The CSTO is led by Russia and also includes Armenia, Belarus, Kazakhstan, Kyrgyzstan, and Tajikistan -- though no longer Uzbekistan. The military chiefs of Russia and Kazakhstan spoke approvingly of the unspecified decisions made at this meeting, but it looks like we'll have to wait until December to find out what they amount to. Until then, the CSTO is scheduled to carry out military exercises in Armenia in September, and in Kazakhstan in October.
An efforts by U.S. lawmakers try to block the Pentagon from doing business with Russian state arms exporter Rosoboronexport has stalled, and likely will remain so until after the elections in November. But Russian officials are arguing that the fact that the U.S. military wants to buy helicopters from Russia, in spite of politicians' wishes, is "the best advertisement our helicopters can get."

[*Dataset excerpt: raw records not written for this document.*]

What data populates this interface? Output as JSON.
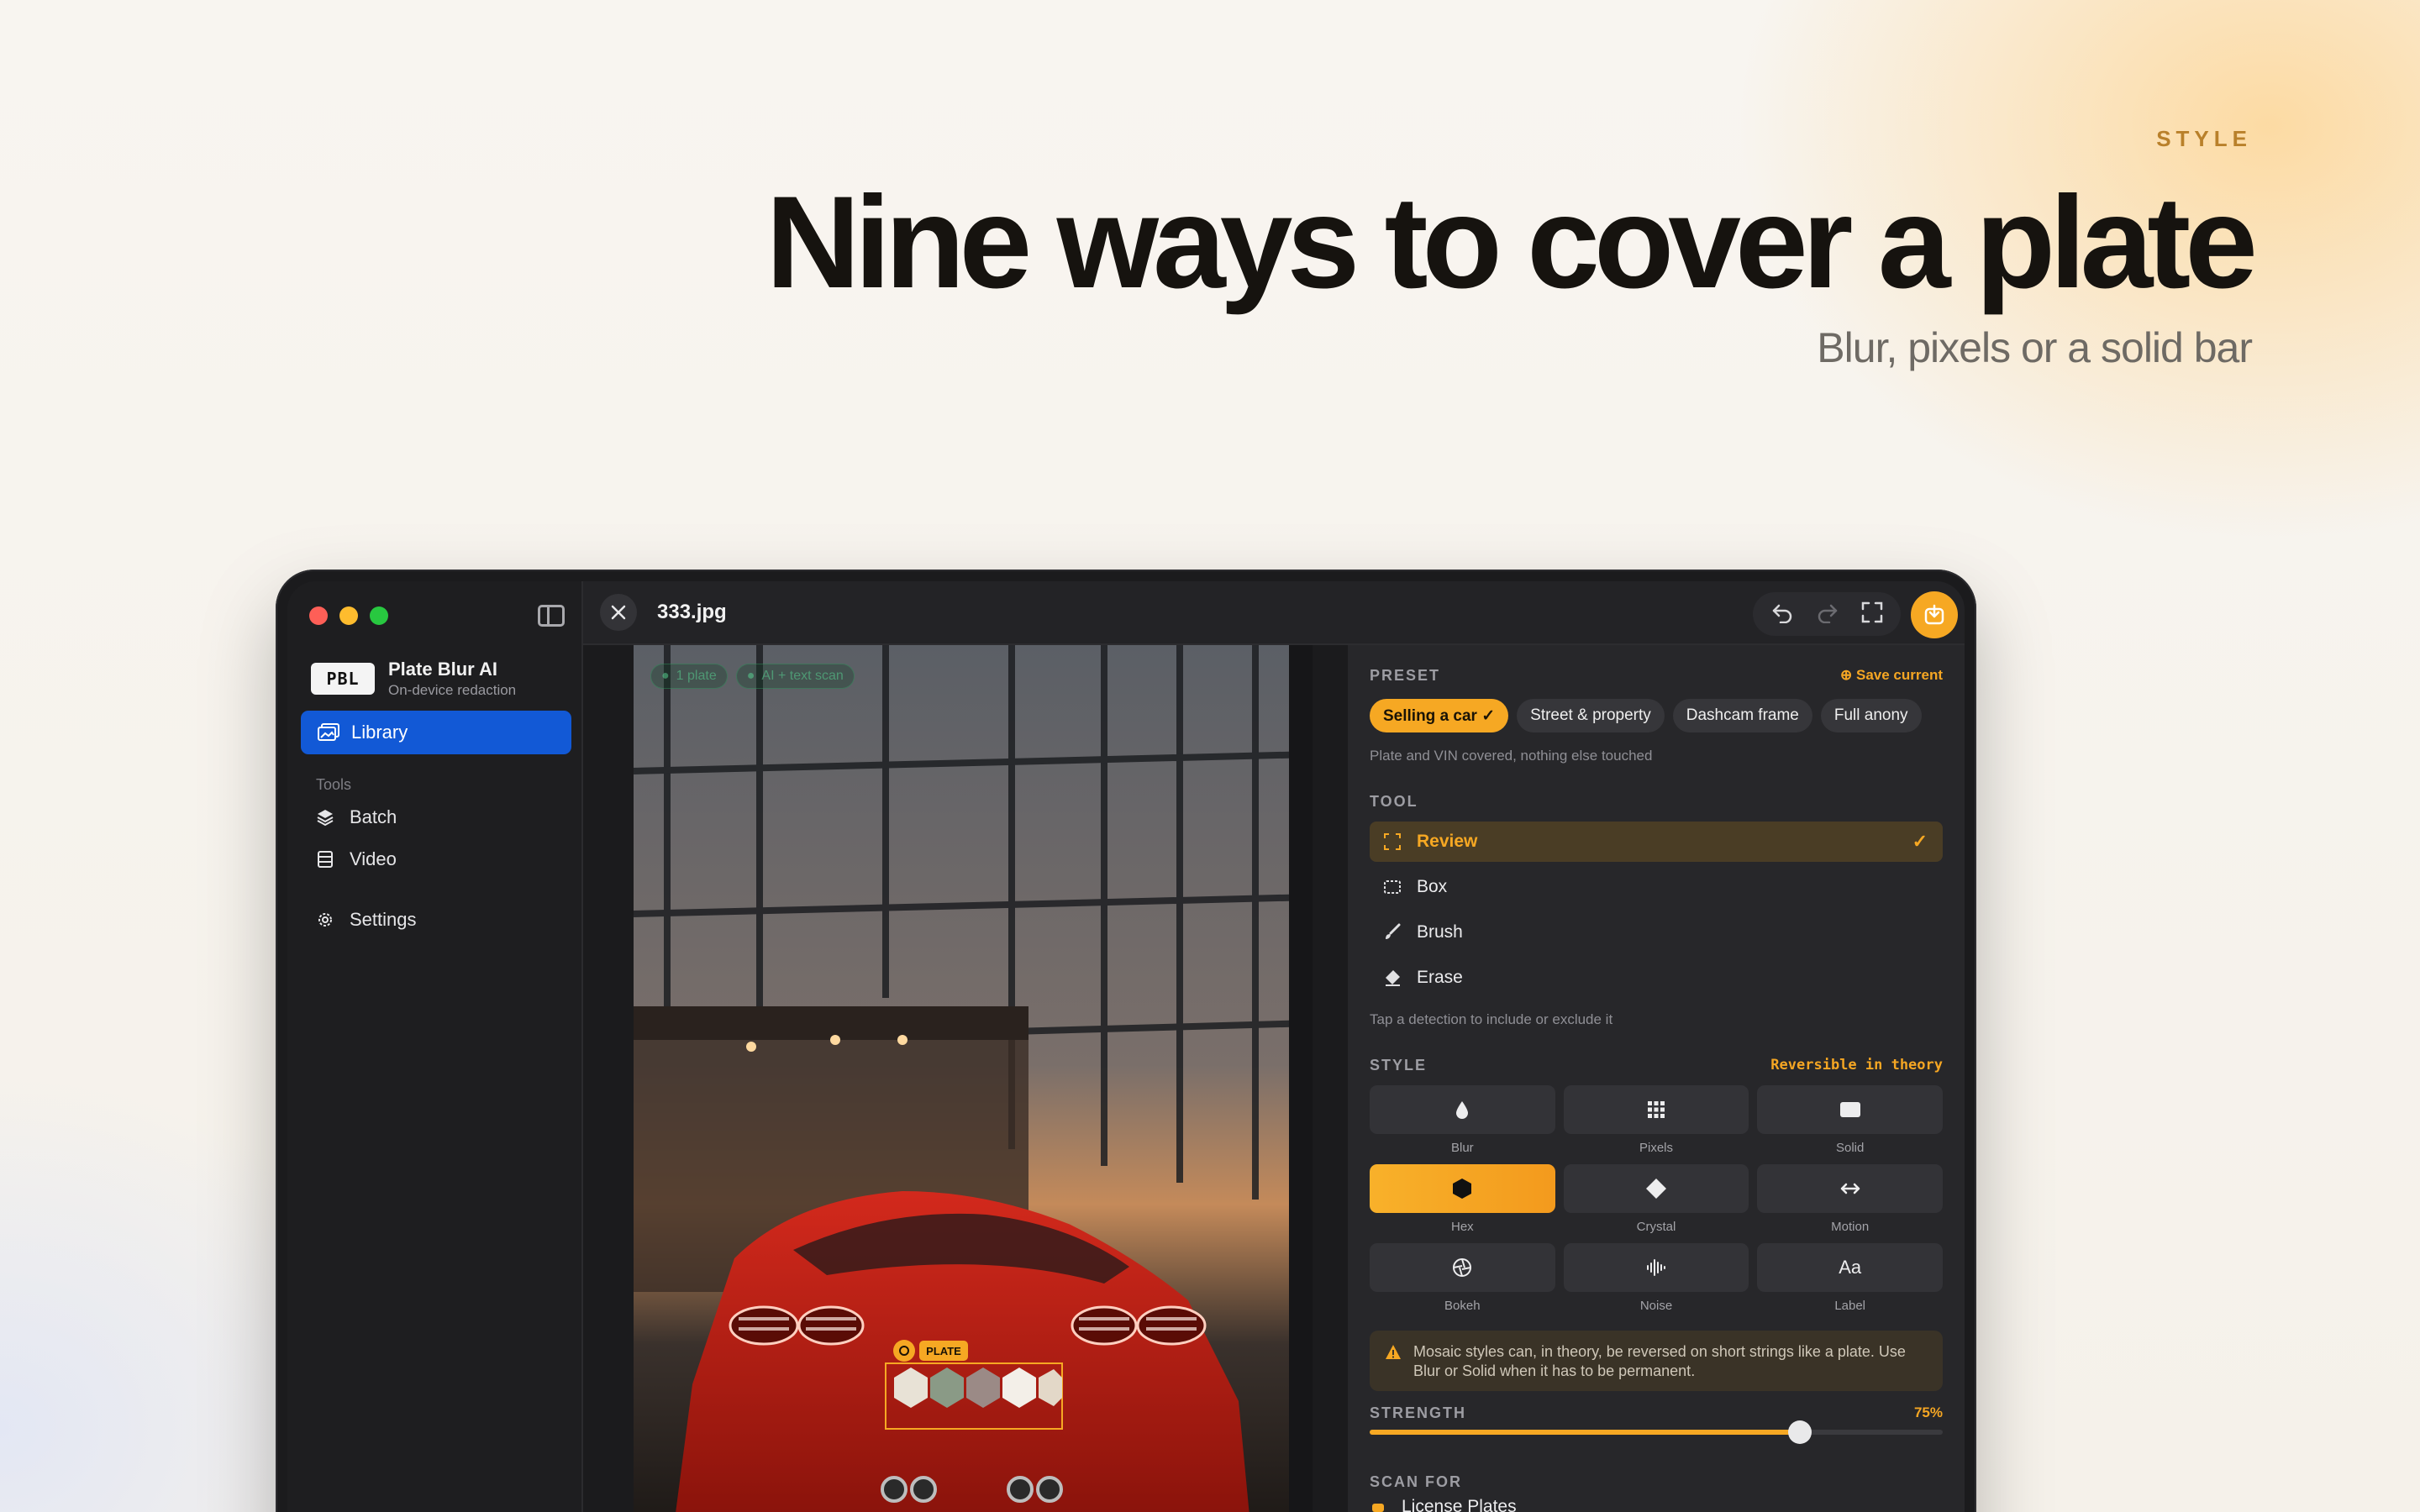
{
  "hero": {
    "eyebrow": "STYLE",
    "headline": "Nine ways to cover a plate",
    "subhead": "Blur, pixels or a solid bar"
  },
  "app": {
    "name": "Plate Blur AI",
    "tagline": "On-device redaction",
    "logo_text": "PBL",
    "file_name": "333.jpg"
  },
  "sidebar": {
    "library": "Library",
    "tools_label": "Tools",
    "batch": "Batch",
    "video": "Video",
    "settings": "Settings"
  },
  "photo": {
    "badge_plate": "1 plate",
    "badge_ai": "AI + text scan",
    "plate_tag": "PLATE"
  },
  "panel": {
    "preset_label": "PRESET",
    "save_current": "Save current",
    "presets": [
      "Selling a car ✓",
      "Street & property",
      "Dashcam frame",
      "Full anony"
    ],
    "preset_hint": "Plate and VIN covered, nothing else touched",
    "tool_label": "TOOL",
    "tools": [
      "Review",
      "Box",
      "Brush",
      "Erase"
    ],
    "tool_hint": "Tap a detection to include or exclude it",
    "style_label": "STYLE",
    "style_note": "Reversible in theory",
    "styles": [
      "Blur",
      "Pixels",
      "Solid",
      "Hex",
      "Crystal",
      "Motion",
      "Bokeh",
      "Noise",
      "Label"
    ],
    "style_selected": "Hex",
    "warning": "Mosaic styles can, in theory, be reversed on short strings like a plate. Use Blur or Solid when it has to be permanent.",
    "strength_label": "STRENGTH",
    "strength_value": "75%",
    "strength": 0.75,
    "scan_label": "SCAN FOR",
    "scan_item": "License Plates"
  },
  "colors": {
    "accent": "#f6a823",
    "selection_blue": "#1259d6",
    "window_bg": "#232326"
  }
}
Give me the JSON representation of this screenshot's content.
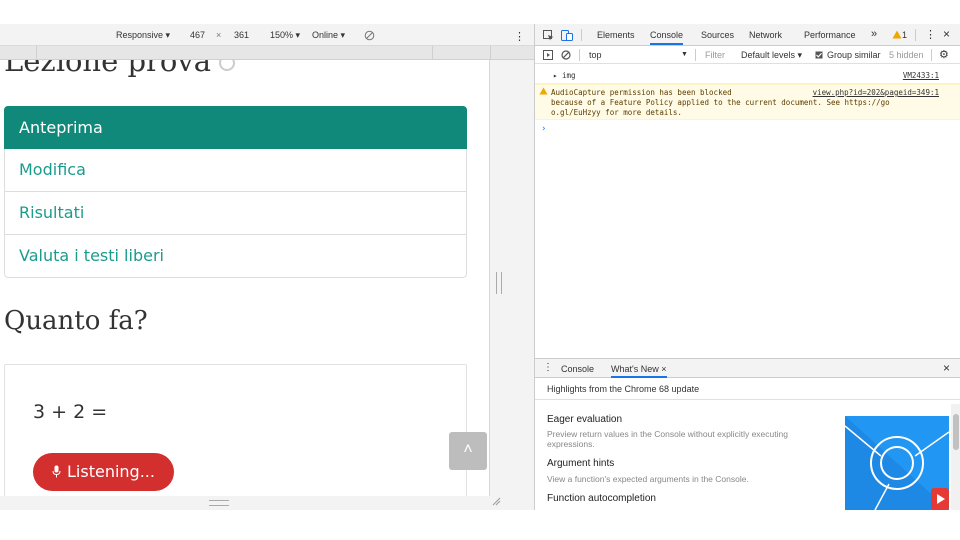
{
  "device_toolbar": {
    "mode": "Responsive ▾",
    "width": "467",
    "times": "×",
    "height": "361",
    "zoom": "150% ▾",
    "network": "Online ▾",
    "more": "⋮"
  },
  "page": {
    "title": "Lezione prova",
    "menu": [
      "Anteprima",
      "Modifica",
      "Risultati",
      "Valuta i testi liberi"
    ],
    "question_heading": "Quanto fa?",
    "question_text": "3 + 2 =",
    "listening_label": "Listening...",
    "scroll_top_glyph": "˄"
  },
  "devtools": {
    "tabs": [
      "Elements",
      "Console",
      "Sources",
      "Network",
      "Performance"
    ],
    "active_tab": "Console",
    "overflow": "»",
    "warning_count": "1",
    "close": "×",
    "context": "top",
    "filter_placeholder": "Filter",
    "levels": "Default levels ▾",
    "group_similar": "Group similar",
    "hidden": "5 hidden",
    "log_img": "▸ img",
    "log_img_source": "VM2433:1",
    "warn_line1": "AudioCapture permission has been blocked",
    "warn_source": "view.php?id=202&pageid=349:1",
    "warn_line2": "because of a Feature Policy applied to the current document. See https://go",
    "warn_line3": "o.gl/EuHzyy for more details.",
    "prompt": "›",
    "drawer_tabs": [
      "Console",
      "What's New ×"
    ],
    "drawer_close": "×",
    "whats_new_subtitle": "Highlights from the Chrome 68 update",
    "whats_new": [
      {
        "title": "Eager evaluation",
        "desc": "Preview return values in the Console without explicitly executing expressions."
      },
      {
        "title": "Argument hints",
        "desc": "View a function's expected arguments in the Console."
      },
      {
        "title": "Function autocompletion",
        "desc": ""
      }
    ]
  },
  "colors": {
    "accent": "#11897a",
    "link": "#1a9c8c",
    "listening": "#d32f2f",
    "devtools_blue": "#1a73e8"
  }
}
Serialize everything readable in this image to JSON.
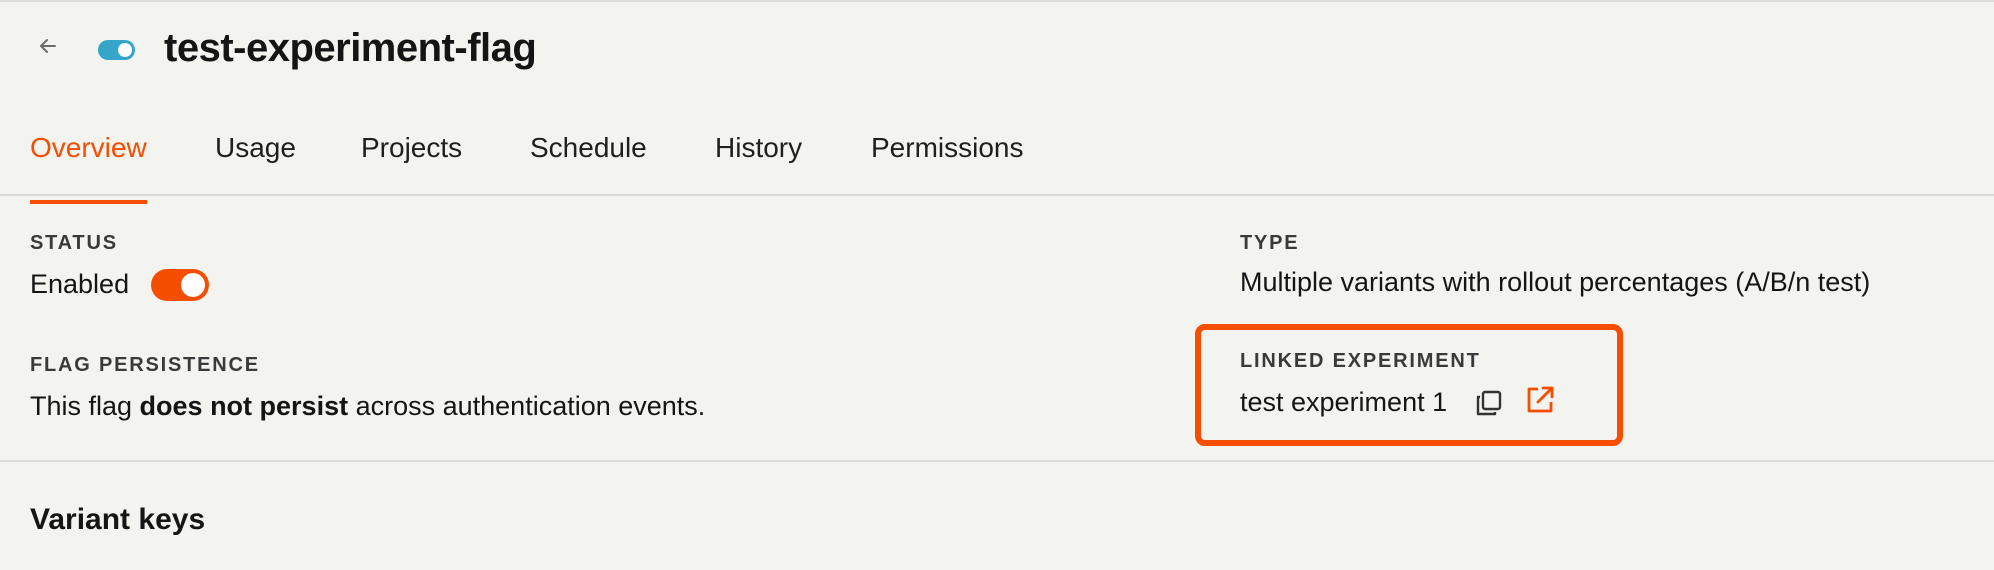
{
  "colors": {
    "accent": "#f54e00",
    "accent_teal": "#35a6c8"
  },
  "header": {
    "back_icon": "arrow-left-icon",
    "flag_icon": "toggle-icon",
    "title": "test-experiment-flag"
  },
  "tabs": [
    {
      "label": "Overview",
      "active": true
    },
    {
      "label": "Usage",
      "active": false
    },
    {
      "label": "Projects",
      "active": false
    },
    {
      "label": "Schedule",
      "active": false
    },
    {
      "label": "History",
      "active": false
    },
    {
      "label": "Permissions",
      "active": false
    }
  ],
  "status": {
    "label": "STATUS",
    "value": "Enabled",
    "enabled": true
  },
  "type": {
    "label": "TYPE",
    "value": "Multiple variants with rollout percentages (A/B/n test)"
  },
  "persistence": {
    "label": "FLAG PERSISTENCE",
    "prefix": "This flag ",
    "emphasis": "does not persist",
    "suffix": " across authentication events."
  },
  "linked_experiment": {
    "label": "LINKED EXPERIMENT",
    "value": "test experiment 1",
    "copy_icon": "copy-icon",
    "open_icon": "external-link-icon"
  },
  "variant_keys": {
    "title": "Variant keys"
  }
}
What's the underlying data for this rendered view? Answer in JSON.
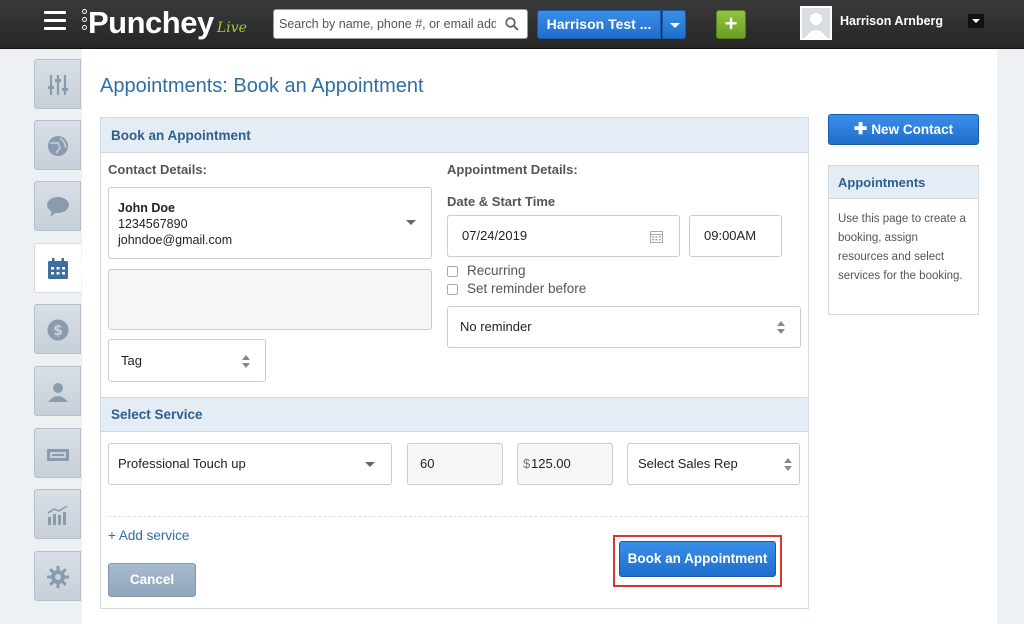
{
  "brand": {
    "name": "Punchey",
    "edition": "Live"
  },
  "search": {
    "placeholder": "Search by name, phone #, or email address"
  },
  "account": {
    "name": "Harrison Test ..."
  },
  "user": {
    "name": "Harrison Arnberg"
  },
  "sidebar": {
    "items": [
      {
        "icon": "sliders-icon"
      },
      {
        "icon": "globe-icon"
      },
      {
        "icon": "chat-bubble-icon"
      },
      {
        "icon": "calendar-icon",
        "active": true
      },
      {
        "icon": "dollar-icon"
      },
      {
        "icon": "person-icon"
      },
      {
        "icon": "register-icon"
      },
      {
        "icon": "bar-chart-icon"
      },
      {
        "icon": "gear-icon"
      }
    ]
  },
  "page": {
    "title": "Appointments: Book an Appointment"
  },
  "booking": {
    "header": "Book an Appointment",
    "contact_label": "Contact Details:",
    "contact": {
      "name": "John Doe",
      "phone": "1234567890",
      "email": "johndoe@gmail.com"
    },
    "tag_placeholder": "Tag",
    "appointment_label": "Appointment Details:",
    "datetime_label": "Date & Start Time",
    "date": "07/24/2019",
    "time": "09:00AM",
    "recurring_label": "Recurring",
    "reminder_checkbox_label": "Set reminder before",
    "reminder_value": "No reminder",
    "service_header": "Select Service",
    "service": {
      "name": "Professional Touch up",
      "duration": "60",
      "currency": "$",
      "price": "125.00",
      "sales_rep": "Select Sales Rep"
    },
    "add_service": "+ Add service",
    "cancel": "Cancel",
    "submit": "Book an Appointment"
  },
  "sidebar_right": {
    "new_contact": "New Contact",
    "help_title": "Appointments",
    "help_text": "Use this page to create a booking, assign resources and select services for the booking."
  },
  "colors": {
    "brand_blue": "#2f6ea7",
    "button_blue": "#2a7fdc",
    "green": "#7cb332",
    "highlight_red": "#d8382c"
  }
}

Last year, the Pentagon awarded Rosoboronexport a contract worth nearly $1 billion to supply Afghanistan's armed forces with Mi-17 helicopters. U.S. defense manufacturers complained that the Pentagon was giving business to Russia that could be awarded to American companies. But the Pentagon's reasoning was that Russian helicopters are cheaper, and more importantly were already in service in Afghanistan, meaning that Afghanistan's pilots, maintenance crews, and so on, wouldn't have to learn an entirely new system.
Last month, though, the House of Representatives stepped in to try to put the kibosh on that contract. On a 407-5 vote, representatives voted to ban any funding for the contract. The Senate is unlikely to take up the issue before the election, but U.S. military are still advocating against it. That prompted one Russian defense official, Vyacheslav Dzirkaln, deputy director of the Federal Service for Military-Technological Cooperation, to brag a little bit:
"Despite this resistance, American military officials have made it clear that they need our helicopters, which are reliable and meet all of the requirements. This is the best advertisement our helicopters can get," Dzirkaln said.
The Russian newspaper Kommersant created a splash yesterday when it reported, citing "sources close to the Uzbekistan Ministry of Foreign Affairs," that the U.S. is planning to set up a Rapid Response Center in Tashkent. The Center would "coordinate actions in the event of deterioration of the situation after the American withdrawal from Afghanistan in 2014" and would "essentially perform the functions of an American military base after 2014."
It went on: "'By and large, we are talking the largest American military object anywhere in the Central Asian region,' said a source."
Perhaps because Kommersant is a generally well respected newspaper, perhaps because of the apparent specificity of its report, the report was widely disseminated around the Russian-language internet. (UzNews.net went so far as to suggest that the U.S. was forcing Uzbekistan to allow a base by blackmailing Tashkent, threatening to "create problems" with the Western bank accounts of presidential daughter Gulnara Karimova.)